■ EXERCISE AIM ■
Every record here must be set down once more, precisely as it reads.

*** Begin section ***

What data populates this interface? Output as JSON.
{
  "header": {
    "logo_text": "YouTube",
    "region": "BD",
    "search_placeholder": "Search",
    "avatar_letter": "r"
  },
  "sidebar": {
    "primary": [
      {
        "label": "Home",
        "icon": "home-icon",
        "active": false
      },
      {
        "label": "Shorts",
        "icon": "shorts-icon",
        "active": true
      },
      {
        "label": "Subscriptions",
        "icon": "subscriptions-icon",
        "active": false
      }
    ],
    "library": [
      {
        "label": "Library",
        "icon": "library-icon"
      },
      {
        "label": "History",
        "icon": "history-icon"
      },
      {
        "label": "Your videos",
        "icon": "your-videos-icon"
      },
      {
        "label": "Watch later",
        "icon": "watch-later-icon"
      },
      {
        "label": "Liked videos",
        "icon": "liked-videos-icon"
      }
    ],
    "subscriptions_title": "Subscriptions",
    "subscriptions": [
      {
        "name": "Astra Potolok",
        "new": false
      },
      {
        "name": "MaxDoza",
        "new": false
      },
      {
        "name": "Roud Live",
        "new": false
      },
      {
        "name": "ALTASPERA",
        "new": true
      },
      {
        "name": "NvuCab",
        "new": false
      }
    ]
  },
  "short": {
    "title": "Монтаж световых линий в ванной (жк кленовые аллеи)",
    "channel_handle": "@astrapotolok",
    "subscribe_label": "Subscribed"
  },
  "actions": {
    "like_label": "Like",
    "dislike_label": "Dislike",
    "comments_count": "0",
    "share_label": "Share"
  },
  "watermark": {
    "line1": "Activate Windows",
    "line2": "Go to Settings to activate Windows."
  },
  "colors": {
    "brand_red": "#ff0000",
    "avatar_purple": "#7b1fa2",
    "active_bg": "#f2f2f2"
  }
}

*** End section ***

■ REPLY ■
What data populates this interface? Output as JSON.
{
  "header": {
    "logo_text": "YouTube",
    "region": "BD",
    "search_placeholder": "Search",
    "avatar_letter": "r"
  },
  "sidebar": {
    "primary": [
      {
        "label": "Home",
        "icon": "home-icon",
        "active": false
      },
      {
        "label": "Shorts",
        "icon": "shorts-icon",
        "active": true
      },
      {
        "label": "Subscriptions",
        "icon": "subscriptions-icon",
        "active": false
      }
    ],
    "library": [
      {
        "label": "Library",
        "icon": "library-icon"
      },
      {
        "label": "History",
        "icon": "history-icon"
      },
      {
        "label": "Your videos",
        "icon": "your-videos-icon"
      },
      {
        "label": "Watch later",
        "icon": "watch-later-icon"
      },
      {
        "label": "Liked videos",
        "icon": "liked-videos-icon"
      }
    ],
    "subscriptions_title": "Subscriptions",
    "subscriptions": [
      {
        "name": "Astra Potolok",
        "new": false
      },
      {
        "name": "MaxDoza",
        "new": false
      },
      {
        "name": "Roud Live",
        "new": false
      },
      {
        "name": "ALTASPERA",
        "new": true
      },
      {
        "name": "NvuCab",
        "new": false
      }
    ]
  },
  "short": {
    "title": "Монтаж световых линий в ванной (жк кленовые аллеи)",
    "channel_handle": "@astrapotolok",
    "subscribe_label": "Subscribed"
  },
  "actions": {
    "like_label": "Like",
    "dislike_label": "Dislike",
    "comments_count": "0",
    "share_label": "Share"
  },
  "watermark": {
    "line1": "Activate Windows",
    "line2": "Go to Settings to activate Windows."
  },
  "colors": {
    "brand_red": "#ff0000",
    "avatar_purple": "#7b1fa2",
    "active_bg": "#f2f2f2"
  }
}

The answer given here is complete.